» **Records shown**:
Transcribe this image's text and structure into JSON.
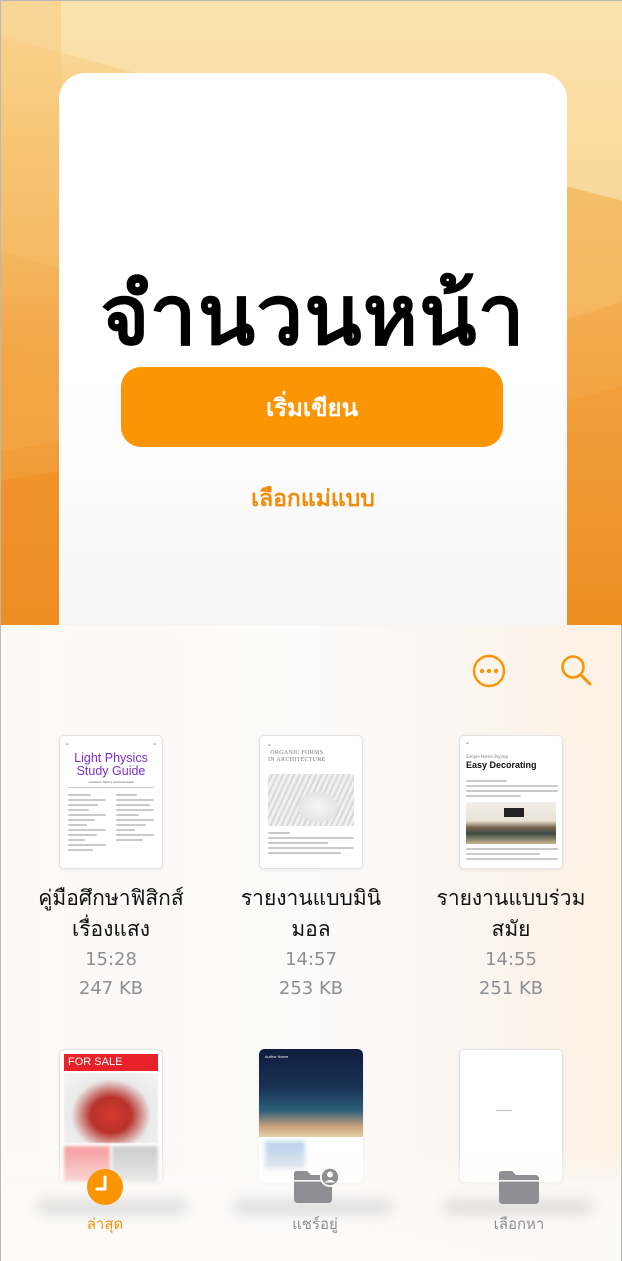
{
  "welcome": {
    "title": "จำนวนหน้า",
    "start_button": "เริ่มเขียน",
    "choose_template_link": "เลือกแม่แบบ"
  },
  "toolbar": {
    "more_icon": "ellipsis-circle-icon",
    "search_icon": "magnifying-glass-icon"
  },
  "documents": [
    {
      "name_line1": "คู่มือศึกษาฟิสิกส์",
      "name_line2": "เรื่องแสง",
      "time": "15:28",
      "size": "247 KB",
      "thumb": {
        "title_line1": "Light Physics",
        "title_line2": "Study Guide",
        "subtitle": "Common Terms and Concepts"
      }
    },
    {
      "name_line1": "รายงานแบบมินิ",
      "name_line2": "มอล",
      "time": "14:57",
      "size": "253 KB",
      "thumb": {
        "title_line1": "ORGANIC FORMS",
        "title_line2": "IN ARCHITECTURE"
      }
    },
    {
      "name_line1": "รายงานแบบร่วม",
      "name_line2": "สมัย",
      "time": "14:55",
      "size": "251 KB",
      "thumb": {
        "subtitle": "Simple Home Styling",
        "title": "Easy Decorating"
      }
    },
    {
      "thumb": {
        "title": "FOR SALE"
      }
    },
    {
      "thumb": {
        "author": "Author Name"
      }
    },
    {
      "thumb": {}
    }
  ],
  "tabbar": {
    "tabs": [
      {
        "label": "ล่าสุด",
        "icon": "clock-icon",
        "active": true
      },
      {
        "label": "แชร์อยู่",
        "icon": "shared-folder-icon",
        "active": false
      },
      {
        "label": "เลือกหา",
        "icon": "folder-icon",
        "active": false
      }
    ]
  },
  "colors": {
    "accent": "#fb9503",
    "accent_text": "#f08d0a",
    "secondary_text": "#8e8e93",
    "icon_gray": "#8e8e93"
  }
}
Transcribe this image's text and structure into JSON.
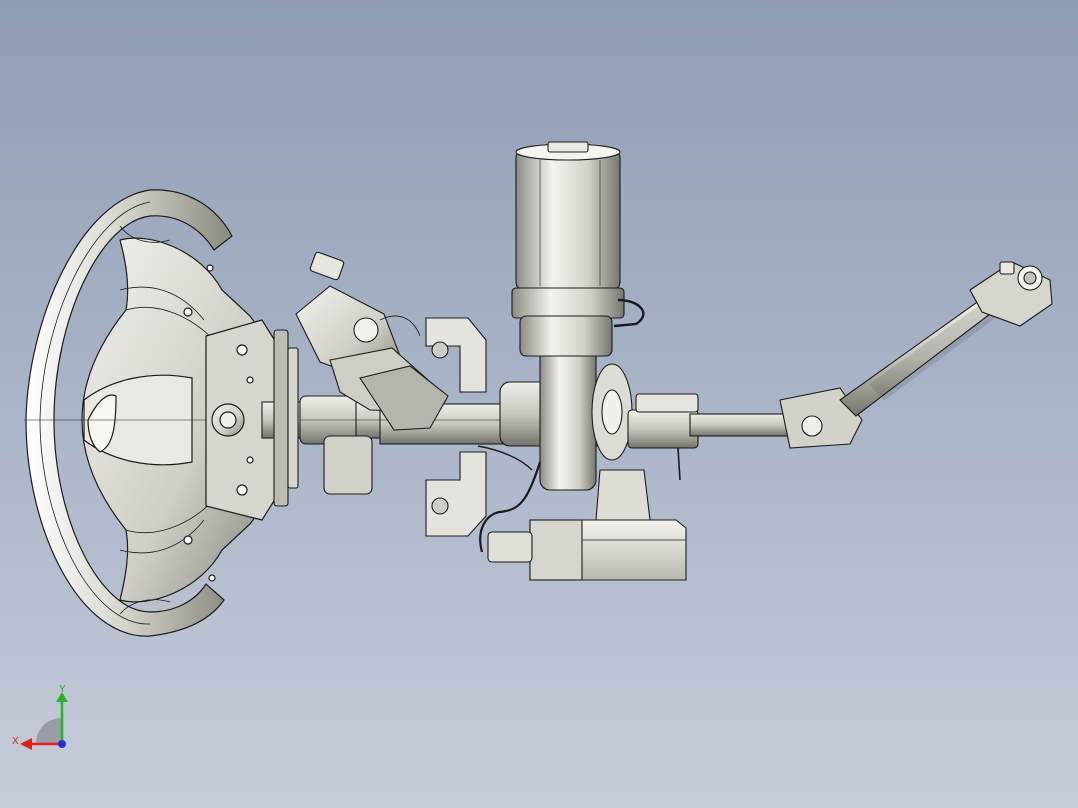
{
  "viewport": {
    "background_top": "#8f9db5",
    "background_bottom": "#c6ccd9",
    "model": "steering-column-assembly"
  },
  "triad": {
    "x_label": "X",
    "y_label": "Y",
    "x_color": "#e0201a",
    "y_color": "#22b822",
    "z_color": "#2030d0"
  },
  "colors": {
    "metal_light": "#f0efe9",
    "metal_mid": "#c9c8c0",
    "metal_dark": "#7c7b74",
    "edge": "#1c1c1c"
  }
}
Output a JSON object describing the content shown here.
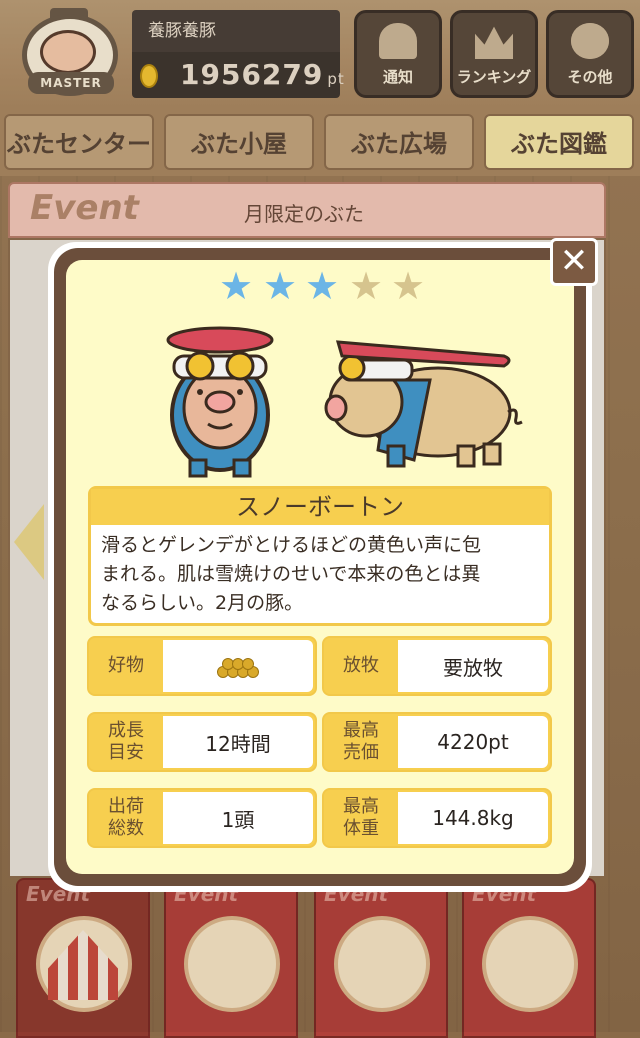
{
  "header": {
    "username": "養豚養豚",
    "points": "1956279",
    "points_unit": "pt",
    "avatar_banner": "MASTER",
    "buttons": [
      {
        "label": "通知",
        "icon": "bell-icon"
      },
      {
        "label": "ランキング",
        "icon": "crown-icon"
      },
      {
        "label": "その他",
        "icon": "gear-icon"
      }
    ]
  },
  "tabs": [
    {
      "label": "ぶたセンター",
      "active": false
    },
    {
      "label": "ぶた小屋",
      "active": false
    },
    {
      "label": "ぶた広場",
      "active": false
    },
    {
      "label": "ぶた図鑑",
      "active": true
    }
  ],
  "event_panel": {
    "logo": "Event",
    "title": "月限定のぶた"
  },
  "bottom_cards": [
    {
      "label": "Event",
      "icon": "circus-tent-icon"
    },
    {
      "label": "Event",
      "icon": "pig-wreath-icon"
    },
    {
      "label": "Event",
      "icon": "calendar-icon"
    },
    {
      "label": "Event",
      "icon": "pig-family-icon"
    }
  ],
  "modal": {
    "close_label": "✕",
    "rating": 3,
    "max_rating": 5,
    "pig_name": "スノーボートン",
    "description_lines": [
      "滑るとゲレンデがとけるほどの黄色い声に包",
      "まれる。肌は雪焼けのせいで本来の色とは異",
      "なるらしい。2月の豚。"
    ],
    "stats": {
      "favorite_food": {
        "key": "好物",
        "value_icon": "grain-icon"
      },
      "grazing": {
        "key": "放牧",
        "value": "要放牧"
      },
      "growth": {
        "key_line1": "成長",
        "key_line2": "目安",
        "value": "12時間"
      },
      "max_price": {
        "key_line1": "最高",
        "key_line2": "売価",
        "value": "4220pt"
      },
      "shipped": {
        "key_line1": "出荷",
        "key_line2": "総数",
        "value": "1頭"
      },
      "max_weight": {
        "key_line1": "最高",
        "key_line2": "体重",
        "value": "144.8kg"
      }
    }
  },
  "colors": {
    "modal_bg": "#fefbc8",
    "modal_frame": "#6b4e3b",
    "accent_yellow": "#f7cf4f",
    "star_on": "#6bb5e6",
    "star_off": "#d6c48e"
  }
}
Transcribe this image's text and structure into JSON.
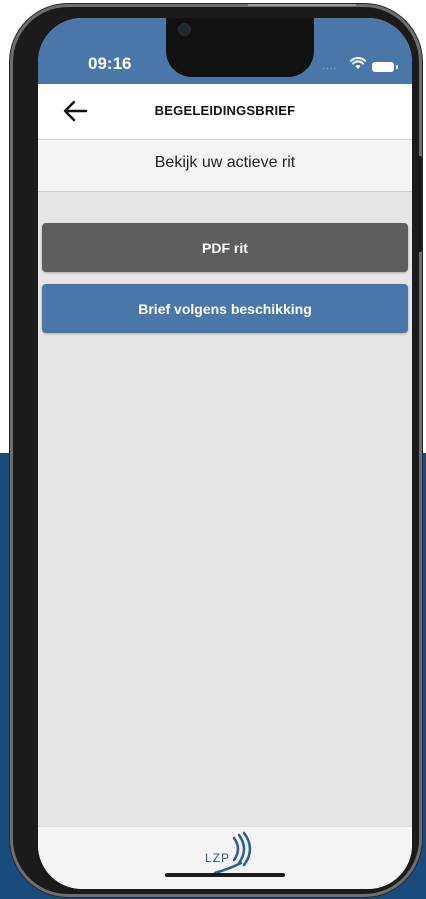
{
  "status_bar": {
    "time": "09:16",
    "signal": "....",
    "wifi_icon": "wifi-icon",
    "battery_icon": "battery-icon"
  },
  "navbar": {
    "back_icon": "arrow-left-icon",
    "title": "BEGELEIDINGSBRIEF"
  },
  "subheader": {
    "text": "Bekijk uw actieve rit"
  },
  "actions": {
    "pdf_label": "PDF rit",
    "brief_label": "Brief volgens beschikking"
  },
  "footer": {
    "logo_text": "LZP"
  },
  "colors": {
    "primary": "#4a76a8",
    "pdf_button": "#5e5e5e",
    "screen_background": "#e6e6e6",
    "page_background_blue": "#1a4b7d"
  }
}
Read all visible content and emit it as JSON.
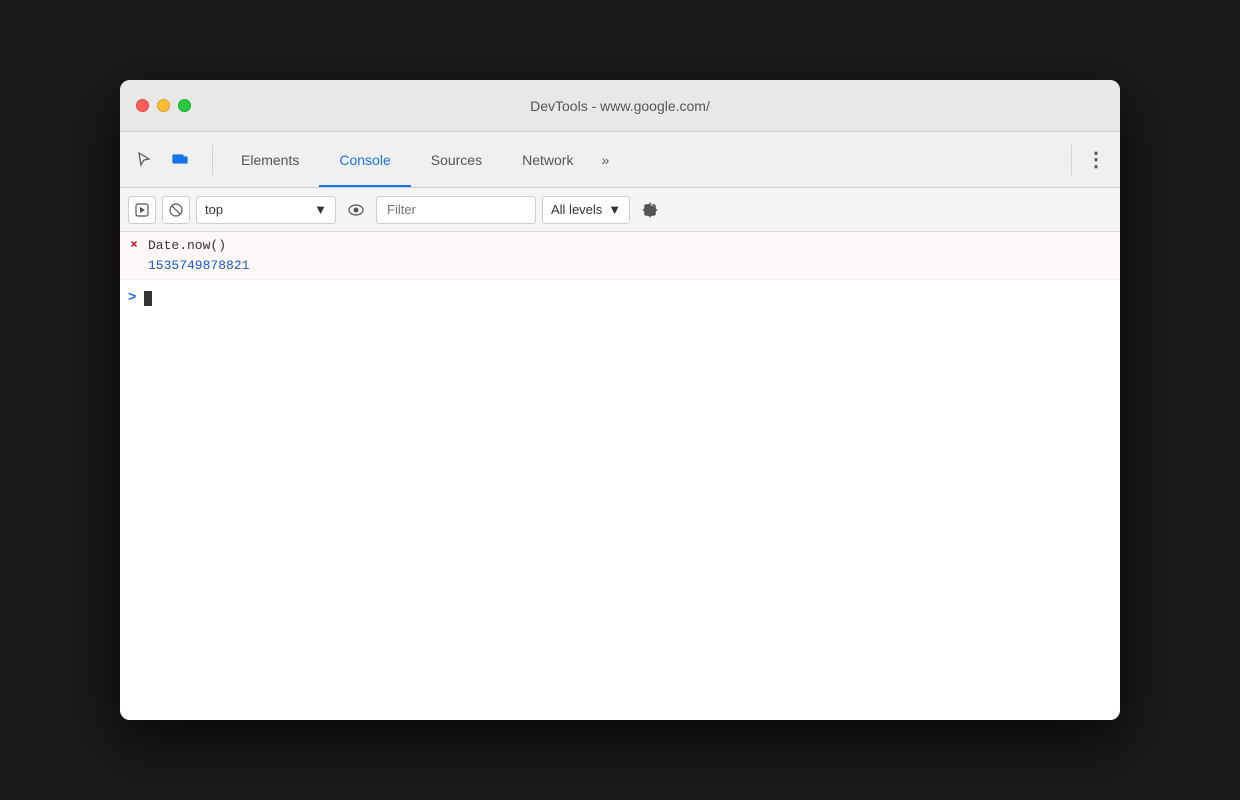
{
  "window": {
    "title": "DevTools - www.google.com/",
    "traffic_lights": {
      "close_label": "close",
      "minimize_label": "minimize",
      "maximize_label": "maximize"
    }
  },
  "toolbar": {
    "inspector_icon": "cursor-icon",
    "device_icon": "device-toolbar-icon",
    "tabs": [
      {
        "id": "elements",
        "label": "Elements",
        "active": false
      },
      {
        "id": "console",
        "label": "Console",
        "active": true
      },
      {
        "id": "sources",
        "label": "Sources",
        "active": false
      },
      {
        "id": "network",
        "label": "Network",
        "active": false
      }
    ],
    "more_tabs_label": "»",
    "menu_label": "⋮"
  },
  "console_toolbar": {
    "execute_btn_label": "▶",
    "clear_btn_label": "🚫",
    "context_value": "top",
    "context_placeholder": "top",
    "filter_placeholder": "Filter",
    "filter_value": "",
    "levels_label": "All levels",
    "levels_arrow": "▼"
  },
  "console": {
    "entries": [
      {
        "type": "input",
        "icon": "×",
        "text": "Date.now()"
      },
      {
        "type": "output",
        "text": "1535749878821"
      }
    ],
    "prompt_arrow": ">"
  }
}
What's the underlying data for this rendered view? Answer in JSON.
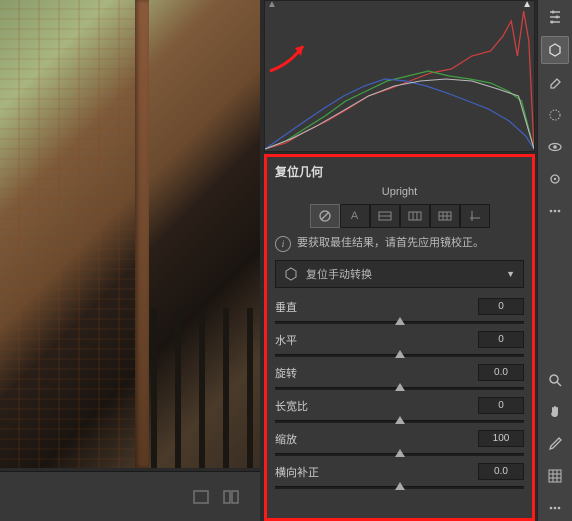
{
  "panel": {
    "title": "复位几何",
    "upright_label": "Upright",
    "upright_modes": [
      "⊘",
      "A",
      "▭",
      "▯▯",
      "▦",
      "⧈"
    ],
    "info_text": "要获取最佳结果，请首先应用镜校正。",
    "reset_label": "复位手动转换",
    "sliders": [
      {
        "label": "垂直",
        "value": "0",
        "pos": 50
      },
      {
        "label": "水平",
        "value": "0",
        "pos": 50
      },
      {
        "label": "旋转",
        "value": "0.0",
        "pos": 50
      },
      {
        "label": "长宽比",
        "value": "0",
        "pos": 50
      },
      {
        "label": "缩放",
        "value": "100",
        "pos": 50
      },
      {
        "label": "横向补正",
        "value": "0.0",
        "pos": 50
      }
    ]
  },
  "toolbar_icons": [
    "sliders-icon",
    "transform-icon",
    "eraser-icon",
    "radial-icon",
    "eye-icon",
    "brush-icon",
    "dots-icon"
  ],
  "toolbar_icons_bottom": [
    "zoom-icon",
    "hand-icon",
    "eyedropper-icon",
    "grid-icon",
    "more-icon"
  ]
}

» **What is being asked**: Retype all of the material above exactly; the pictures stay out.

» **Exercise result**:
Transcribe this image's text and structure into JSON.
{
  "welcome": {
    "title": "จำนวนหน้า",
    "start_button": "เริ่มเขียน",
    "choose_template_link": "เลือกแม่แบบ"
  },
  "toolbar": {
    "more_icon": "ellipsis-circle-icon",
    "search_icon": "magnifying-glass-icon"
  },
  "documents": [
    {
      "name_line1": "คู่มือศึกษาฟิสิกส์",
      "name_line2": "เรื่องแสง",
      "time": "15:28",
      "size": "247 KB",
      "thumb": {
        "title_line1": "Light Physics",
        "title_line2": "Study Guide",
        "subtitle": "Common Terms and Concepts"
      }
    },
    {
      "name_line1": "รายงานแบบมินิ",
      "name_line2": "มอล",
      "time": "14:57",
      "size": "253 KB",
      "thumb": {
        "title_line1": "ORGANIC FORMS",
        "title_line2": "IN ARCHITECTURE"
      }
    },
    {
      "name_line1": "รายงานแบบร่วม",
      "name_line2": "สมัย",
      "time": "14:55",
      "size": "251 KB",
      "thumb": {
        "subtitle": "Simple Home Styling",
        "title": "Easy Decorating"
      }
    },
    {
      "thumb": {
        "title": "FOR SALE"
      }
    },
    {
      "thumb": {
        "author": "Author Name"
      }
    },
    {
      "thumb": {}
    }
  ],
  "tabbar": {
    "tabs": [
      {
        "label": "ล่าสุด",
        "icon": "clock-icon",
        "active": true
      },
      {
        "label": "แชร์อยู่",
        "icon": "shared-folder-icon",
        "active": false
      },
      {
        "label": "เลือกหา",
        "icon": "folder-icon",
        "active": false
      }
    ]
  },
  "colors": {
    "accent": "#fb9503",
    "accent_text": "#f08d0a",
    "secondary_text": "#8e8e93",
    "icon_gray": "#8e8e93"
  }
}
Transcribe this image's text and structure into JSON.
{
  "viewport": {
    "background_top": "#8f9db5",
    "background_bottom": "#c6ccd9",
    "model": "steering-column-assembly"
  },
  "triad": {
    "x_label": "X",
    "y_label": "Y",
    "x_color": "#e0201a",
    "y_color": "#22b822",
    "z_color": "#2030d0"
  },
  "colors": {
    "metal_light": "#f0efe9",
    "metal_mid": "#c9c8c0",
    "metal_dark": "#7c7b74",
    "edge": "#1c1c1c"
  }
}
Output a JSON object describing the content shown here.
{
  "header": {
    "username": "養豚養豚",
    "points": "1956279",
    "points_unit": "pt",
    "avatar_banner": "MASTER",
    "buttons": [
      {
        "label": "通知",
        "icon": "bell-icon"
      },
      {
        "label": "ランキング",
        "icon": "crown-icon"
      },
      {
        "label": "その他",
        "icon": "gear-icon"
      }
    ]
  },
  "tabs": [
    {
      "label": "ぶたセンター",
      "active": false
    },
    {
      "label": "ぶた小屋",
      "active": false
    },
    {
      "label": "ぶた広場",
      "active": false
    },
    {
      "label": "ぶた図鑑",
      "active": true
    }
  ],
  "event_panel": {
    "logo": "Event",
    "title": "月限定のぶた"
  },
  "bottom_cards": [
    {
      "label": "Event",
      "icon": "circus-tent-icon"
    },
    {
      "label": "Event",
      "icon": "pig-wreath-icon"
    },
    {
      "label": "Event",
      "icon": "calendar-icon"
    },
    {
      "label": "Event",
      "icon": "pig-family-icon"
    }
  ],
  "modal": {
    "close_label": "✕",
    "rating": 3,
    "max_rating": 5,
    "pig_name": "スノーボートン",
    "description_lines": [
      "滑るとゲレンデがとけるほどの黄色い声に包",
      "まれる。肌は雪焼けのせいで本来の色とは異",
      "なるらしい。2月の豚。"
    ],
    "stats": {
      "favorite_food": {
        "key": "好物",
        "value_icon": "grain-icon"
      },
      "grazing": {
        "key": "放牧",
        "value": "要放牧"
      },
      "growth": {
        "key_line1": "成長",
        "key_line2": "目安",
        "value": "12時間"
      },
      "max_price": {
        "key_line1": "最高",
        "key_line2": "売価",
        "value": "4220pt"
      },
      "shipped": {
        "key_line1": "出荷",
        "key_line2": "総数",
        "value": "1頭"
      },
      "max_weight": {
        "key_line1": "最高",
        "key_line2": "体重",
        "value": "144.8kg"
      }
    }
  },
  "colors": {
    "modal_bg": "#fefbc8",
    "modal_frame": "#6b4e3b",
    "accent_yellow": "#f7cf4f",
    "star_on": "#6bb5e6",
    "star_off": "#d6c48e"
  }
}
Transcribe this image's text and structure into JSON.
{
  "status_bar": {
    "time": "09:16",
    "signal": "....",
    "wifi_icon": "wifi-icon",
    "battery_icon": "battery-icon"
  },
  "navbar": {
    "back_icon": "arrow-left-icon",
    "title": "BEGELEIDINGSBRIEF"
  },
  "subheader": {
    "text": "Bekijk uw actieve rit"
  },
  "actions": {
    "pdf_label": "PDF rit",
    "brief_label": "Brief volgens beschikking"
  },
  "footer": {
    "logo_text": "LZP"
  },
  "colors": {
    "primary": "#4a76a8",
    "pdf_button": "#5e5e5e",
    "screen_background": "#e6e6e6",
    "page_background_blue": "#1a4b7d"
  }
}
Read all visible content and emit it as JSON.
{
  "window": {
    "title": "DevTools - www.google.com/",
    "traffic_lights": {
      "close_label": "close",
      "minimize_label": "minimize",
      "maximize_label": "maximize"
    }
  },
  "toolbar": {
    "inspector_icon": "cursor-icon",
    "device_icon": "device-toolbar-icon",
    "tabs": [
      {
        "id": "elements",
        "label": "Elements",
        "active": false
      },
      {
        "id": "console",
        "label": "Console",
        "active": true
      },
      {
        "id": "sources",
        "label": "Sources",
        "active": false
      },
      {
        "id": "network",
        "label": "Network",
        "active": false
      }
    ],
    "more_tabs_label": "»",
    "menu_label": "⋮"
  },
  "console_toolbar": {
    "execute_btn_label": "▶",
    "clear_btn_label": "🚫",
    "context_value": "top",
    "context_placeholder": "top",
    "filter_placeholder": "Filter",
    "filter_value": "",
    "levels_label": "All levels",
    "levels_arrow": "▼"
  },
  "console": {
    "entries": [
      {
        "type": "input",
        "icon": "×",
        "text": "Date.now()"
      },
      {
        "type": "output",
        "text": "1535749878821"
      }
    ],
    "prompt_arrow": ">"
  }
}
What's the underlying data for this rendered view? Answer in JSON.
{
  "panel": {
    "title": "复位几何",
    "upright_label": "Upright",
    "upright_modes": [
      "⊘",
      "A",
      "▭",
      "▯▯",
      "▦",
      "⧈"
    ],
    "info_text": "要获取最佳结果，请首先应用镜校正。",
    "reset_label": "复位手动转换",
    "sliders": [
      {
        "label": "垂直",
        "value": "0",
        "pos": 50
      },
      {
        "label": "水平",
        "value": "0",
        "pos": 50
      },
      {
        "label": "旋转",
        "value": "0.0",
        "pos": 50
      },
      {
        "label": "长宽比",
        "value": "0",
        "pos": 50
      },
      {
        "label": "缩放",
        "value": "100",
        "pos": 50
      },
      {
        "label": "横向补正",
        "value": "0.0",
        "pos": 50
      }
    ]
  },
  "toolbar_icons": [
    "sliders-icon",
    "transform-icon",
    "eraser-icon",
    "radial-icon",
    "eye-icon",
    "brush-icon",
    "dots-icon"
  ],
  "toolbar_icons_bottom": [
    "zoom-icon",
    "hand-icon",
    "eyedropper-icon",
    "grid-icon",
    "more-icon"
  ]
}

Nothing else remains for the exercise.